- [Exercise]:
Print the entries below in their entirety, exactly as they are written.

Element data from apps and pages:
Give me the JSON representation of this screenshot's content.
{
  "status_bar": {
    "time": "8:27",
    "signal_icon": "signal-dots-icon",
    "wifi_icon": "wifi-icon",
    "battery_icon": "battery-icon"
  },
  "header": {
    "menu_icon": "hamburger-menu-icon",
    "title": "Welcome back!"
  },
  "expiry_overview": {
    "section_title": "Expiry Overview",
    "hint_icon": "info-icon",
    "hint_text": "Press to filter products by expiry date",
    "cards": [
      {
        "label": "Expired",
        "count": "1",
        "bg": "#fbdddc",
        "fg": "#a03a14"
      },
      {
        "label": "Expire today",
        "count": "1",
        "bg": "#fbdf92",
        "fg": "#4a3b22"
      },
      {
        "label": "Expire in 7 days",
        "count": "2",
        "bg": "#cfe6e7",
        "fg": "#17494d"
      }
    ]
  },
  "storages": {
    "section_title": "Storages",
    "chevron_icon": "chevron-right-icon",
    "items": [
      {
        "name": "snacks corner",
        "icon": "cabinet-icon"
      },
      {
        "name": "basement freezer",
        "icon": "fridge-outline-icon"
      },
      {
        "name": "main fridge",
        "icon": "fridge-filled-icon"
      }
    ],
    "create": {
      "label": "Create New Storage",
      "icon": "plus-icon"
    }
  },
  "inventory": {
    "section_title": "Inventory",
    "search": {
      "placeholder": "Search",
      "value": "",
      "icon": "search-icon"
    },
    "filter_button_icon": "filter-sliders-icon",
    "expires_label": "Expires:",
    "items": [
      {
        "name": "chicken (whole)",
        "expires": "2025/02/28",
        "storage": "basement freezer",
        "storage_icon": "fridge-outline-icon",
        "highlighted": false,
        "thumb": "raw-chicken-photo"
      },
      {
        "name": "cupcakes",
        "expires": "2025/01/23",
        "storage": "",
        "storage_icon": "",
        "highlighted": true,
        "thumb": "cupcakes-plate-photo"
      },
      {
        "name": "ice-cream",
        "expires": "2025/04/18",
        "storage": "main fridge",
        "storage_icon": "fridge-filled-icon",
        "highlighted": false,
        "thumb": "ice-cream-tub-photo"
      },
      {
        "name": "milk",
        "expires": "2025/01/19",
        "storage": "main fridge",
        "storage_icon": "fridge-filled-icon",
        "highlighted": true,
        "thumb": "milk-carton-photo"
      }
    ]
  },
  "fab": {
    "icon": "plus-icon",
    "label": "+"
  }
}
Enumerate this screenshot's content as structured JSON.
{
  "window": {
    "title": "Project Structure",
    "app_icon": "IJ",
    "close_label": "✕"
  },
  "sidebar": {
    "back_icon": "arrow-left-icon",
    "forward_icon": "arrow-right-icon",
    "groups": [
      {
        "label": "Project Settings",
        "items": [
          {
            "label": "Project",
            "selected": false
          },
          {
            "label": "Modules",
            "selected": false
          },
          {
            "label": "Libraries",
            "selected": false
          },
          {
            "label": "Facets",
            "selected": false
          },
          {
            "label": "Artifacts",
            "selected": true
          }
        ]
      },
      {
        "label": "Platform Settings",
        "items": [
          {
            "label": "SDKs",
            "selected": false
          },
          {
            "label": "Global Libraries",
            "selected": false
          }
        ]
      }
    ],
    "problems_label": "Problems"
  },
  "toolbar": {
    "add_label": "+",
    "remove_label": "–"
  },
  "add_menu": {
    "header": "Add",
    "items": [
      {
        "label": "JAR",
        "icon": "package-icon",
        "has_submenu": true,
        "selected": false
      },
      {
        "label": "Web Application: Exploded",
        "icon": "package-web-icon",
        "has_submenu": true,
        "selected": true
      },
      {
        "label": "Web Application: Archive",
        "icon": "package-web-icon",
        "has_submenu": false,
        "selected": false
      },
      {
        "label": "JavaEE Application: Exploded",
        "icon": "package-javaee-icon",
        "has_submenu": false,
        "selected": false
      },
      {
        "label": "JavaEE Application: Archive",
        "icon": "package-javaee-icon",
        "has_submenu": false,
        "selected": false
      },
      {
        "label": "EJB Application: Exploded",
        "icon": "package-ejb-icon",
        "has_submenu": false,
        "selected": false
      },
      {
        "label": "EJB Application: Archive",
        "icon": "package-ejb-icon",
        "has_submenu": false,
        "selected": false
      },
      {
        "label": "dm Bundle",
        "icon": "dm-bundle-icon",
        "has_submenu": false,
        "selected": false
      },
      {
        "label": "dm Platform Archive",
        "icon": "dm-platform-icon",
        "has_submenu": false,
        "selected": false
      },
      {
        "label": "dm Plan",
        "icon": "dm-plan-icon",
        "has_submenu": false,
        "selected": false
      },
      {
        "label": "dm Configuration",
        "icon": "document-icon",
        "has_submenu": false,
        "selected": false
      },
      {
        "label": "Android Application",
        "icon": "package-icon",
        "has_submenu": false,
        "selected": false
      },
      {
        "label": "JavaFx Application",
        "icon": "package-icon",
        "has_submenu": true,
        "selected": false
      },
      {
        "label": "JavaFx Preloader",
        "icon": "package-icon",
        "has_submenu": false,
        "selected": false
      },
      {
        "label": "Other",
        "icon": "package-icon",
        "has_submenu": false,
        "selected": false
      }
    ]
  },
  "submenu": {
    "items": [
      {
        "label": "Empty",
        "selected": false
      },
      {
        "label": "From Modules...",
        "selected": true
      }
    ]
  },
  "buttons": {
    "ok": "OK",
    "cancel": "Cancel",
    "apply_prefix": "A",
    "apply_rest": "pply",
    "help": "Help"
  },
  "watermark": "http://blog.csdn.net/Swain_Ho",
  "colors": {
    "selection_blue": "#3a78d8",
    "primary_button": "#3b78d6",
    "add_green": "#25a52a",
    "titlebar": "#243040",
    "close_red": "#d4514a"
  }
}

- [Exercise solution]:
Give me the JSON representation of this screenshot's content.
{
  "status_bar": {
    "time": "8:27",
    "signal_icon": "signal-dots-icon",
    "wifi_icon": "wifi-icon",
    "battery_icon": "battery-icon"
  },
  "header": {
    "menu_icon": "hamburger-menu-icon",
    "title": "Welcome back!"
  },
  "expiry_overview": {
    "section_title": "Expiry Overview",
    "hint_icon": "info-icon",
    "hint_text": "Press to filter products by expiry date",
    "cards": [
      {
        "label": "Expired",
        "count": "1",
        "bg": "#fbdddc",
        "fg": "#a03a14"
      },
      {
        "label": "Expire today",
        "count": "1",
        "bg": "#fbdf92",
        "fg": "#4a3b22"
      },
      {
        "label": "Expire in 7 days",
        "count": "2",
        "bg": "#cfe6e7",
        "fg": "#17494d"
      }
    ]
  },
  "storages": {
    "section_title": "Storages",
    "chevron_icon": "chevron-right-icon",
    "items": [
      {
        "name": "snacks corner",
        "icon": "cabinet-icon"
      },
      {
        "name": "basement freezer",
        "icon": "fridge-outline-icon"
      },
      {
        "name": "main fridge",
        "icon": "fridge-filled-icon"
      }
    ],
    "create": {
      "label": "Create New Storage",
      "icon": "plus-icon"
    }
  },
  "inventory": {
    "section_title": "Inventory",
    "search": {
      "placeholder": "Search",
      "value": "",
      "icon": "search-icon"
    },
    "filter_button_icon": "filter-sliders-icon",
    "expires_label": "Expires:",
    "items": [
      {
        "name": "chicken (whole)",
        "expires": "2025/02/28",
        "storage": "basement freezer",
        "storage_icon": "fridge-outline-icon",
        "highlighted": false,
        "thumb": "raw-chicken-photo"
      },
      {
        "name": "cupcakes",
        "expires": "2025/01/23",
        "storage": "",
        "storage_icon": "",
        "highlighted": true,
        "thumb": "cupcakes-plate-photo"
      },
      {
        "name": "ice-cream",
        "expires": "2025/04/18",
        "storage": "main fridge",
        "storage_icon": "fridge-filled-icon",
        "highlighted": false,
        "thumb": "ice-cream-tub-photo"
      },
      {
        "name": "milk",
        "expires": "2025/01/19",
        "storage": "main fridge",
        "storage_icon": "fridge-filled-icon",
        "highlighted": true,
        "thumb": "milk-carton-photo"
      }
    ]
  },
  "fab": {
    "icon": "plus-icon",
    "label": "+"
  }
}
Enumerate this screenshot's content as structured JSON.
{
  "window": {
    "title": "Project Structure",
    "app_icon": "IJ",
    "close_label": "✕"
  },
  "sidebar": {
    "back_icon": "arrow-left-icon",
    "forward_icon": "arrow-right-icon",
    "groups": [
      {
        "label": "Project Settings",
        "items": [
          {
            "label": "Project",
            "selected": false
          },
          {
            "label": "Modules",
            "selected": false
          },
          {
            "label": "Libraries",
            "selected": false
          },
          {
            "label": "Facets",
            "selected": false
          },
          {
            "label": "Artifacts",
            "selected": true
          }
        ]
      },
      {
        "label": "Platform Settings",
        "items": [
          {
            "label": "SDKs",
            "selected": false
          },
          {
            "label": "Global Libraries",
            "selected": false
          }
        ]
      }
    ],
    "problems_label": "Problems"
  },
  "toolbar": {
    "add_label": "+",
    "remove_label": "–"
  },
  "add_menu": {
    "header": "Add",
    "items": [
      {
        "label": "JAR",
        "icon": "package-icon",
        "has_submenu": true,
        "selected": false
      },
      {
        "label": "Web Application: Exploded",
        "icon": "package-web-icon",
        "has_submenu": true,
        "selected": true
      },
      {
        "label": "Web Application: Archive",
        "icon": "package-web-icon",
        "has_submenu": false,
        "selected": false
      },
      {
        "label": "JavaEE Application: Exploded",
        "icon": "package-javaee-icon",
        "has_submenu": false,
        "selected": false
      },
      {
        "label": "JavaEE Application: Archive",
        "icon": "package-javaee-icon",
        "has_submenu": false,
        "selected": false
      },
      {
        "label": "EJB Application: Exploded",
        "icon": "package-ejb-icon",
        "has_submenu": false,
        "selected": false
      },
      {
        "label": "EJB Application: Archive",
        "icon": "package-ejb-icon",
        "has_submenu": false,
        "selected": false
      },
      {
        "label": "dm Bundle",
        "icon": "dm-bundle-icon",
        "has_submenu": false,
        "selected": false
      },
      {
        "label": "dm Platform Archive",
        "icon": "dm-platform-icon",
        "has_submenu": false,
        "selected": false
      },
      {
        "label": "dm Plan",
        "icon": "dm-plan-icon",
        "has_submenu": false,
        "selected": false
      },
      {
        "label": "dm Configuration",
        "icon": "document-icon",
        "has_submenu": false,
        "selected": false
      },
      {
        "label": "Android Application",
        "icon": "package-icon",
        "has_submenu": false,
        "selected": false
      },
      {
        "label": "JavaFx Application",
        "icon": "package-icon",
        "has_submenu": true,
        "selected": false
      },
      {
        "label": "JavaFx Preloader",
        "icon": "package-icon",
        "has_submenu": false,
        "selected": false
      },
      {
        "label": "Other",
        "icon": "package-icon",
        "has_submenu": false,
        "selected": false
      }
    ]
  },
  "submenu": {
    "items": [
      {
        "label": "Empty",
        "selected": false
      },
      {
        "label": "From Modules...",
        "selected": true
      }
    ]
  },
  "buttons": {
    "ok": "OK",
    "cancel": "Cancel",
    "apply_prefix": "A",
    "apply_rest": "pply",
    "help": "Help"
  },
  "watermark": "http://blog.csdn.net/Swain_Ho",
  "colors": {
    "selection_blue": "#3a78d8",
    "primary_button": "#3b78d6",
    "add_green": "#25a52a",
    "titlebar": "#243040",
    "close_red": "#d4514a"
  }
}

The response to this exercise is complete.